*Assignment*:
Could each record be written out again exactly as it stands?

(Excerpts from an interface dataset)
──────────

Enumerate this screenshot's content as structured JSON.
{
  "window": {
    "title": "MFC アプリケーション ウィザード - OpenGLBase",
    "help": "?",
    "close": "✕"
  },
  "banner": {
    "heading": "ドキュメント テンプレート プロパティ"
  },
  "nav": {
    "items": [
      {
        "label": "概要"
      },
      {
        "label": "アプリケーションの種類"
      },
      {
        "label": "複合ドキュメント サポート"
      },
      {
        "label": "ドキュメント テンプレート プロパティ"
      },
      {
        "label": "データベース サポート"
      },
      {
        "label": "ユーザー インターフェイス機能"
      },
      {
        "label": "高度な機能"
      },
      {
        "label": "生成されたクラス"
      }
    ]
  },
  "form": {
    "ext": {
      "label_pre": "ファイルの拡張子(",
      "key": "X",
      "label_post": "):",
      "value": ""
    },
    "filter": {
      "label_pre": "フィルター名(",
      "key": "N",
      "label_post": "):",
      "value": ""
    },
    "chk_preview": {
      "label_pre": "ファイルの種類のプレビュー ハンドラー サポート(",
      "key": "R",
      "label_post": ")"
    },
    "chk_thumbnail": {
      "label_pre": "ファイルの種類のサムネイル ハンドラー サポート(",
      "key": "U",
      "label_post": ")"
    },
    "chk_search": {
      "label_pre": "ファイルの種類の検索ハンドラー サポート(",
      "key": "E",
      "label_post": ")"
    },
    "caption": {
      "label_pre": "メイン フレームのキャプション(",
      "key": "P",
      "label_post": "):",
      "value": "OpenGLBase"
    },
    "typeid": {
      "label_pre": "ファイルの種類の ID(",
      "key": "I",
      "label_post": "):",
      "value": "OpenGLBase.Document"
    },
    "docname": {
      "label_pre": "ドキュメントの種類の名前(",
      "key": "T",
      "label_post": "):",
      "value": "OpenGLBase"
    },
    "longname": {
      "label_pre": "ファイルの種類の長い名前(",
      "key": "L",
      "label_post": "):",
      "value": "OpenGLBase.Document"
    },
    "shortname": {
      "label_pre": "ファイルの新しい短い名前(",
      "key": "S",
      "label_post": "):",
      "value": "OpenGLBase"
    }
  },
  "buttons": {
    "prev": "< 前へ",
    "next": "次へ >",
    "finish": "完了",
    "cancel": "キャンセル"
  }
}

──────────

*Answer to the problem*:
Enumerate this screenshot's content as structured JSON.
{
  "window": {
    "title": "MFC アプリケーション ウィザード - OpenGLBase",
    "help": "?",
    "close": "✕"
  },
  "banner": {
    "heading": "ドキュメント テンプレート プロパティ"
  },
  "nav": {
    "items": [
      {
        "label": "概要"
      },
      {
        "label": "アプリケーションの種類"
      },
      {
        "label": "複合ドキュメント サポート"
      },
      {
        "label": "ドキュメント テンプレート プロパティ"
      },
      {
        "label": "データベース サポート"
      },
      {
        "label": "ユーザー インターフェイス機能"
      },
      {
        "label": "高度な機能"
      },
      {
        "label": "生成されたクラス"
      }
    ]
  },
  "form": {
    "ext": {
      "label_pre": "ファイルの拡張子(",
      "key": "X",
      "label_post": "):",
      "value": ""
    },
    "filter": {
      "label_pre": "フィルター名(",
      "key": "N",
      "label_post": "):",
      "value": ""
    },
    "chk_preview": {
      "label_pre": "ファイルの種類のプレビュー ハンドラー サポート(",
      "key": "R",
      "label_post": ")"
    },
    "chk_thumbnail": {
      "label_pre": "ファイルの種類のサムネイル ハンドラー サポート(",
      "key": "U",
      "label_post": ")"
    },
    "chk_search": {
      "label_pre": "ファイルの種類の検索ハンドラー サポート(",
      "key": "E",
      "label_post": ")"
    },
    "caption": {
      "label_pre": "メイン フレームのキャプション(",
      "key": "P",
      "label_post": "):",
      "value": "OpenGLBase"
    },
    "typeid": {
      "label_pre": "ファイルの種類の ID(",
      "key": "I",
      "label_post": "):",
      "value": "OpenGLBase.Document"
    },
    "docname": {
      "label_pre": "ドキュメントの種類の名前(",
      "key": "T",
      "label_post": "):",
      "value": "OpenGLBase"
    },
    "longname": {
      "label_pre": "ファイルの種類の長い名前(",
      "key": "L",
      "label_post": "):",
      "value": "OpenGLBase.Document"
    },
    "shortname": {
      "label_pre": "ファイルの新しい短い名前(",
      "key": "S",
      "label_post": "):",
      "value": "OpenGLBase"
    }
  },
  "buttons": {
    "prev": "< 前へ",
    "next": "次へ >",
    "finish": "完了",
    "cancel": "キャンセル"
  }
}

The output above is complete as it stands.